|(a) receive a transaction|
|(b) electronically adjust said shadow credit record and/or said shadow debit record in order to effect an exchange obligation arising from said transaction, allowing only those transactions that do not result in a value of said shadow debit record being less than a value of said shadow credit record;||computer code for correlating the first network accounting record with accounting information available from a second source; and|
|and (c) generate an instruction to said exchange institution at the end of a period of time to adjust said credit record and/or said debit record in accordance with the adjustment of said shadow credit record and/or said shadow debit record, wherein said instruction being an irrevocable , time invariant obligation placed on said exchange institution||computer code for using the accounting information with which the first network accounting record is correlated to enhance [construed to mean: apply a number of field enhancements in a distributed fashion]* the first network accounting record|

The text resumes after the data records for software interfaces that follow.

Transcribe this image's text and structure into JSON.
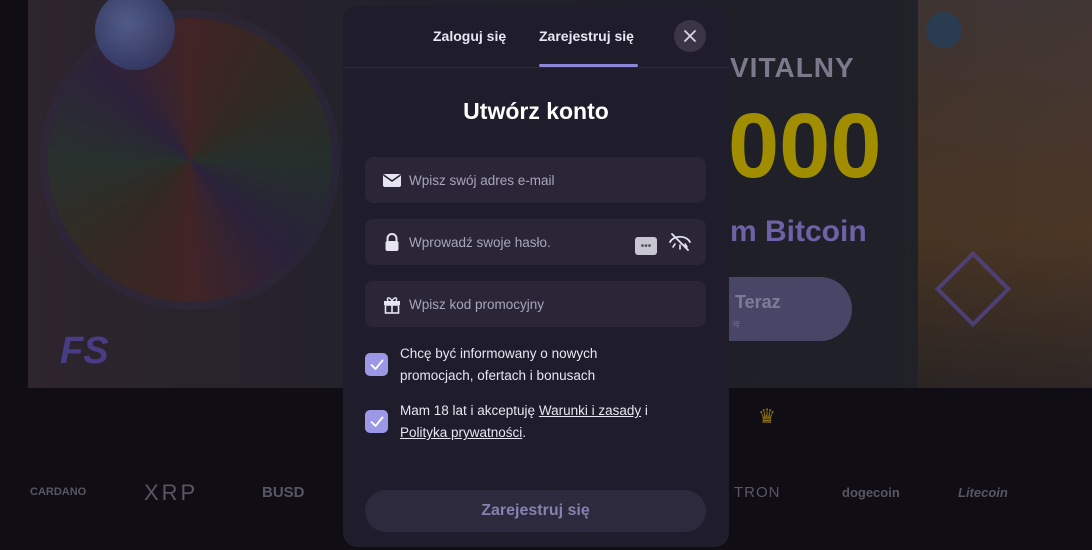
{
  "background": {
    "hero_line_1": "VITALNY",
    "hero_line_2": "000",
    "hero_line_3": "m Bitcoin",
    "hero_button_label": "Teraz",
    "hero_button_sub": "ię",
    "fs_badge": "FS",
    "crypto_logos": [
      "CARDANO",
      "XRP",
      "BUSD",
      "TRON",
      "dogecoin",
      "Litecoin"
    ]
  },
  "modal": {
    "tabs": [
      {
        "label": "Zaloguj się",
        "active": false
      },
      {
        "label": "Zarejestruj się",
        "active": true
      }
    ],
    "title": "Utwórz konto",
    "email": {
      "placeholder": "Wpisz swój adres e-mail",
      "value": "",
      "icon": "envelope-icon"
    },
    "password": {
      "placeholder": "Wprowadź swoje hasło.",
      "value": "",
      "icon": "lock-icon",
      "toggle_icon": "eye-off-icon"
    },
    "promo": {
      "placeholder": "Wpisz kod promocyjny",
      "value": "",
      "icon": "gift-icon"
    },
    "checkbox_news": {
      "checked": true,
      "line_1": "Chcę być informowany o nowych",
      "line_2": "promocjach, ofertach i bonusach"
    },
    "checkbox_terms": {
      "checked": true,
      "text_before": "Mam 18 lat i akceptuję ",
      "terms_link": "Warunki i zasady",
      "text_mid": " i",
      "privacy_link": "Polityka prywatności",
      "text_after": "."
    },
    "submit_label": "Zarejestruj się"
  },
  "colors": {
    "modal_bg": "#1f1c2b",
    "field_bg": "#2a2638",
    "accent": "#9c98e8",
    "hero_gold": "#c8b200"
  }
}
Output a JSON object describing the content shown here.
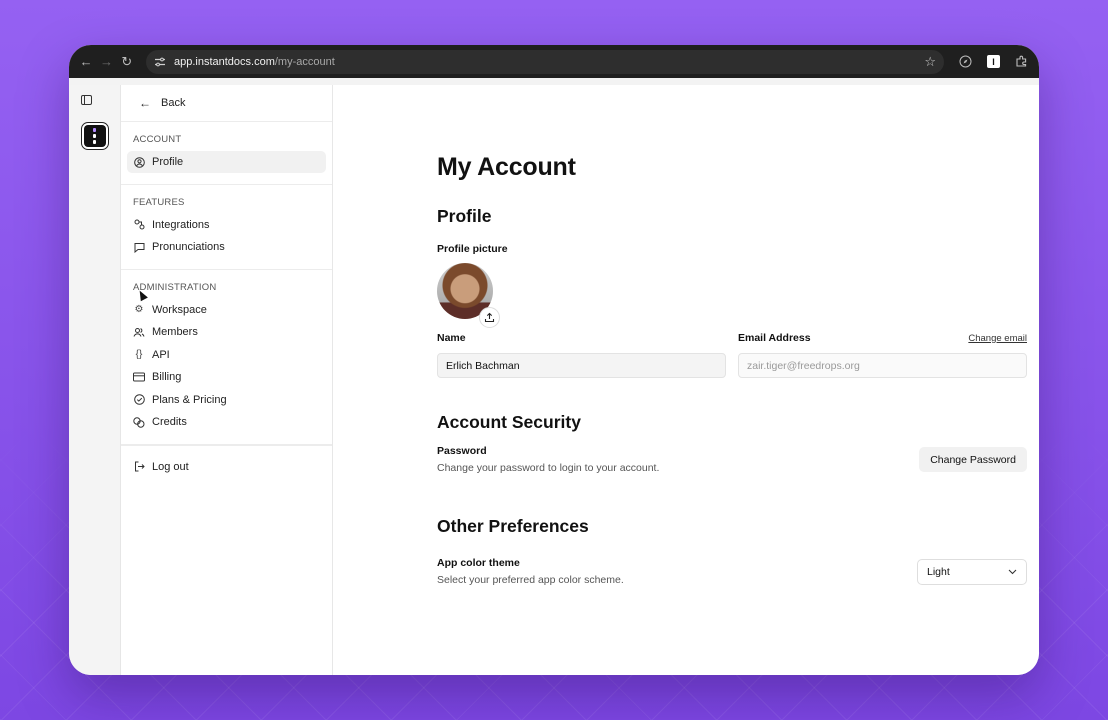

* As construed by the lower court
Supreme Court precedent cautions that the method steps employing technical formulae must be “new” under § 101 (e.g., not an expression of a law of nature as in Einstein’s theory of relativity) and patent eligibly “useful” (e.g., technical formulae (not common knowledge) that improve a function). If the claims of Alice and Amdocs are alike, it is hard to justify, as the Court did in Amdocs, that the claims satisfy step two of Alice because “these generic components operate in an unconventional manner to achieve an improvement in computer functionality” (Op. at 23.) when the Supreme Court found facially similar claims in Alice to be common knowledge and so not patent eligible.
In that case, the Federal Circuit decision does not appear to square with Alice.
At the same time, the Markman Hearing construction of the term “enhancement” to mean “apply a number of field enhancements in a distributed fashion” may have snatched the claims of Amdocs from the jaws of patent ineligibility defeat by introducing a computer improving feature into the claim arguably not found in the claims in Alice (i.e., ‘distributed’ means that the network usage records are processed close to their sources before being transmitted to a centralized manager. Op at 22.)
The foregoing provides practitioners with two take-aways. The first is that the claims in Amdocs either lie on the edge of patent eligibility or are patent ineligible, as the claims in Alice were found to be by the Supreme Court.
The second is that the limitation on the term “enhancement” that was introduced during the Markman Hearing is what likely tipped the scales toward patent eligibility in this case. Whether or not the decision in Amdocs withstands an appellate challenge, Amdocs shows how introducing patent eligible limitations into a claim at a Markman Hearing may turn a prima facie patent ineligible claim into patent eligible subject matter.
Judge Reyna dissented on the grounds that the majority imported teachings of the specification not recited in the claims. “The inquiry is not whether the specifications disclose a patent eligible system, but whether the claims are directed to a patent ineligible concept.” See Dissent at 12. Judge Reyna’s comments are a recurring criticism of many § 101 decisions.
The parties may be planning on petitioning for en banc review by the Federal Circuit. Should it continue further, a higher appeal of the Amdocs decision would provide the Supreme Court with an excellent opportunity to fine tune the framework of Alice, particularly with respect to what makes a concept a “patent-ineligible concept” and when do recitations “transform the claim into a patent-eligible application.”
It may also create one more opportunity for the Court to reconsider the alternative tests proffered by the patent community for determining patent eligibility such as the physical or virtual links test.